Explore these ideas and more!

熊本
い

Japanese Gardens

Roses, Good Night

鬼瓦。。。何となく印象的で。

鬼瓦。。。何となく印象的で。

鬼瓦

Green Man, Statue, Temples, Castles, Environment, Chinese, Handicraft, Paisajes, Chateaus

合? のやつ 蒲原

合? のやつ 蒲原

特注の表札が完成しました。 鬼面鬼瓦付きの立派な表札です。10㎝程の小さな鬼瓦ですけど、 型抜きではなく、手作りしました。小さくても迫力のある鬼瓦になりました。 表札として、お客さまを迎えつつ、魔除けも兼ねていますので良い事しかないはず!?です。多分。 ありがとうございました。

特注の表札が完成しました。 鬼面鬼瓦付きの立派な表札です。10㎝程の小さな鬼瓦ですけど、 型抜きではなく、手作りしました。小さくても迫力のある鬼瓦になりました。 表札として、お客さまを迎えつつ、魔除けも兼ねていますので良い事しかないはず!?です。多分。 ありがとうございました。

πタイプのもう少し複雑なやつ 蒲原

πタイプのもう少し複雑なやつ 蒲原

Oni-gawara

Onigawara on Roof of Tokyo National University of Fine Arts and Music.

熊本
The name “onigawara” means literally “demon tiles” because the early end tiles were traditionally molded in the shape of a demon’s head or face, much like a clay gargoyle with the same function, i.e., to ward off evil. Onigawara developed around the middle of the Edo period when the tile roofs became popular for houses, and they reflected the status of the family. These highly decorative and unusual Japanese architectural elements are very popular in Japan.

The name “onigawara” means literally “demon tiles” because the early end tiles were traditionally molded in the shape of a demon’s head or face, much like a clay gargoyle with the same function, i.e., to ward off evil. Onigawara developed around the middle of the Edo period when the tile roofs became popular for houses, and they reflected the status of the family. These highly decorative and unusual Japanese architectural elements are very popular in Japan.

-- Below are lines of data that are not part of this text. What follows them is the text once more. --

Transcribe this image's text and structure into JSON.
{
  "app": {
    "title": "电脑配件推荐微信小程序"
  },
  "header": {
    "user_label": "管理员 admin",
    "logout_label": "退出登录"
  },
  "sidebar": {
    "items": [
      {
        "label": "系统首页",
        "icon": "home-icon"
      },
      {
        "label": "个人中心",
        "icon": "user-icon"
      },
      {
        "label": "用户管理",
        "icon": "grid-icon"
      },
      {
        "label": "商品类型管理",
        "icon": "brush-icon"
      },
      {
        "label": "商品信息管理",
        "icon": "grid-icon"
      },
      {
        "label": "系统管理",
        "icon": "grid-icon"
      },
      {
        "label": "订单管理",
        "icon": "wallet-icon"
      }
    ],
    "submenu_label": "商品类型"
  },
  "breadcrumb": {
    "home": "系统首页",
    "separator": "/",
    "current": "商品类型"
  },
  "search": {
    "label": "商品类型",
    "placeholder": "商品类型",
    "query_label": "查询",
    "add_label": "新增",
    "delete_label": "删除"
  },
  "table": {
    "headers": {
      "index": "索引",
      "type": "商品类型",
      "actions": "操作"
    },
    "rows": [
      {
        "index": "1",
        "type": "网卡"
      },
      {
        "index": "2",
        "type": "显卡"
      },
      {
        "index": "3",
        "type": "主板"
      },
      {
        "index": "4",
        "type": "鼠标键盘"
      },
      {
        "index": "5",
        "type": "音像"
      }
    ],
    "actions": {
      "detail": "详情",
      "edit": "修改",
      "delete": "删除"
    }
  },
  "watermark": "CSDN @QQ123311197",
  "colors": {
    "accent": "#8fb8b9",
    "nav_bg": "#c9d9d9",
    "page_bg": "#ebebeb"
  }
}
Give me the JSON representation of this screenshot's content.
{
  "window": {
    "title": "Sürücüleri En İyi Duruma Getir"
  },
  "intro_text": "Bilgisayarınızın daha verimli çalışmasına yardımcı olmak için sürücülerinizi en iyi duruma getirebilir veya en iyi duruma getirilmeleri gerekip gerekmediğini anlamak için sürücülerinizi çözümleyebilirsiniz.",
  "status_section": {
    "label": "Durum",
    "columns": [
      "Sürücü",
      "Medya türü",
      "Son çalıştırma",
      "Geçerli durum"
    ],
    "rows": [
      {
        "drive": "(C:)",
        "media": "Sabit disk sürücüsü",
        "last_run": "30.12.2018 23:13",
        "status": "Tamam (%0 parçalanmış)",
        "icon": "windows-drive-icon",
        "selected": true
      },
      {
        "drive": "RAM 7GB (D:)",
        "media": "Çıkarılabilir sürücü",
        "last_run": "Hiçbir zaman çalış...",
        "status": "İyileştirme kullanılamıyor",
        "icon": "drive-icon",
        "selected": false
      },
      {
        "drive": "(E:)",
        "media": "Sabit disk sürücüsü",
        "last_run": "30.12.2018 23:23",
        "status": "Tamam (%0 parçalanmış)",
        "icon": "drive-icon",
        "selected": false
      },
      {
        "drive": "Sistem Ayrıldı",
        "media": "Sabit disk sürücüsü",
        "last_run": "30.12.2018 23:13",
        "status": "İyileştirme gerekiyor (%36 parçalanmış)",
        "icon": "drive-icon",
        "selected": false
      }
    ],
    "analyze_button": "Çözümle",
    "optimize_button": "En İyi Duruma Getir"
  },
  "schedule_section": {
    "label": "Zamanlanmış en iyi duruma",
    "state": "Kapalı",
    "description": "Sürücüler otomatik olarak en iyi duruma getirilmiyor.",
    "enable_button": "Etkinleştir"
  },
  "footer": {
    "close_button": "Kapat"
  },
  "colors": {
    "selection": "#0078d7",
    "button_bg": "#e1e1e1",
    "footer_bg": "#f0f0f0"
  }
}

Roof Tile Oni-gawara (鬼瓦) Artist/maker unknown, Japanese Made in Japan, Edo Period (1615-1868) 19th century Earthenware Philadelphia Museum of Art

Nineteenth-century Japanese oni-gawara/devil tile for positioning on the roof of a traditional Japanese house; a protective symbol, the clouds and waves below it additionally warding against fire. (Philadelphia Museum of Art)

Pinterest
Search